Desperate to push its hydro power agenda that got stuck over the last decade for flaws in policy and implementation, the Himachal Pradesh government is apparently finding it difficult to make headway even in boosting solar power generation.

While the proposed 1000 MW solar park in distant Spiti in tribal Lahaul Spiti district has failed to take off for the past few years for want of transmission line, the government is now re-examining the conditions for rooftop solar power generation, with Central and state subsidies.

“The absence of transmission line is the main hitch in setting up the solar park in Spiti. The state government will give land for the purpose. The private investors will come, but it require a transmission line to evacuate the power generated. For this, we have already written to the Government of India for hundred per cent funding. Only then we can take up this task,” MPP and Power minister, Anil Sharma told The Statesman.

Sharma said even otherwise the government is improving the transmission lines in the state with funding from Asian Development Bank (ADB) in 90:10 ratio. “The state got 113 million US dollars in 2011, 110 million US dollars in 2014. In the third phase, we have sought 105 million US dollars from ADB for strengthening the transmission lines to evacuate power generated in the state,” he said.

“Although the transmission load is not much at the moment as the hydro sector was stuck in last decade for some reasons, but keeping in view the availability of funds in 90:10, we have continued with the project to strengthen the transmission network. This will help,” said Sharma.

As per records, 737 allotted (small and big) hydro projects could not take off over the last decade for poor anticipation on costs and clearances.

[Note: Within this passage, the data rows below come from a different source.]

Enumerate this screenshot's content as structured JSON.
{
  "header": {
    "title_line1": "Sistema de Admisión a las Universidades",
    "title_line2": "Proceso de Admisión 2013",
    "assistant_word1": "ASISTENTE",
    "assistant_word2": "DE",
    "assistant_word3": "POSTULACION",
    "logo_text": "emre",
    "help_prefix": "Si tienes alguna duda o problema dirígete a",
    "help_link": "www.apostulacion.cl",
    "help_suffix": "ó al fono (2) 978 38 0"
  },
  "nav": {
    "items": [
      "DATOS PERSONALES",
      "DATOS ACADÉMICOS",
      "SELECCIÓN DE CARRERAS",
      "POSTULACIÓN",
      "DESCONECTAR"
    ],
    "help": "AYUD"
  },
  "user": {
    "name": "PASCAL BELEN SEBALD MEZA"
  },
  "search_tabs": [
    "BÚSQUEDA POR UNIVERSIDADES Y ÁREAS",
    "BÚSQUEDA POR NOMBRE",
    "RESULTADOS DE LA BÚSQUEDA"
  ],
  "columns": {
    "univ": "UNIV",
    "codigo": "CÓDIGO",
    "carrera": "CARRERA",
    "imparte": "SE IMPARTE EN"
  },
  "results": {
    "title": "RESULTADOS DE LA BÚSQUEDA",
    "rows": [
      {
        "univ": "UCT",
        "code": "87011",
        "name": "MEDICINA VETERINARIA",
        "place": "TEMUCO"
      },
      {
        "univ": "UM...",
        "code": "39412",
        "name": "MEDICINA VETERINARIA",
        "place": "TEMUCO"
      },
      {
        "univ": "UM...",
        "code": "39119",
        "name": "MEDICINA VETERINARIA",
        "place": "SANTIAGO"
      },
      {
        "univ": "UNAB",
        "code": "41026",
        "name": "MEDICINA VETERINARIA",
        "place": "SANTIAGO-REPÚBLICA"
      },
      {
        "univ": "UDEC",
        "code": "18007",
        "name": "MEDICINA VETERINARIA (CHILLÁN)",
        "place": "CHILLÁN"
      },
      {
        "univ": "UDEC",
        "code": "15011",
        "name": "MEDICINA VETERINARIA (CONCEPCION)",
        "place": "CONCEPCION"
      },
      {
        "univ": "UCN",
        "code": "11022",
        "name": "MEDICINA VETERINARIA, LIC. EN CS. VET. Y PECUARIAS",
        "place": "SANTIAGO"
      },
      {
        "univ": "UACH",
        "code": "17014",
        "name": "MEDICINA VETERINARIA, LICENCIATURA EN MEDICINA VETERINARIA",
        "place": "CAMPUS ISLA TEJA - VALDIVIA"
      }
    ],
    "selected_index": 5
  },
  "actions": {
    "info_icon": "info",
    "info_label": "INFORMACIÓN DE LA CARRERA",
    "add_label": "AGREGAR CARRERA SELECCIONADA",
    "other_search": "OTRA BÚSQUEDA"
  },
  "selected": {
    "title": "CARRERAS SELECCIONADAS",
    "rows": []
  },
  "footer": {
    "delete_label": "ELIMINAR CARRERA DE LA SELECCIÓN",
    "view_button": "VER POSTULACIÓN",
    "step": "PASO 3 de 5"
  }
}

The state government has, however, relaxed its hydro power policy recently to see the projects get going, it is side by trying to focus on the solar power generation in line with Central government’s stress, lately.

“There is only 5 per cent GST on solar power, while its 18 per cent on hydro power. More so, the transmission of solar power is free,” said the minister, who has already told Himachal Pradesh State Electricity Board Ltd and the Electricity Regulator to see whether the rooftop solar power generation could be allowed to households to meet their own requirement. The left out power could be transmitted to grid.

Presently, the rooftop solar power scheme allows generation of solar power to the extent of 30 per cent of sanctioned load to households/ institutions. Rest is to be supplied by HPSEB Ltd only, which has made the issue complicated.

Himachal Pradesh has 280 sunny days in a year to tap solar power. The state’s energy development agency HIMURJA proposes to cover 62 government buildings in Shimla this year under rooftop solar power generation scheme, tapping 2.5 MW solar power and 8 MW of solar power for domestic consumers and institutions.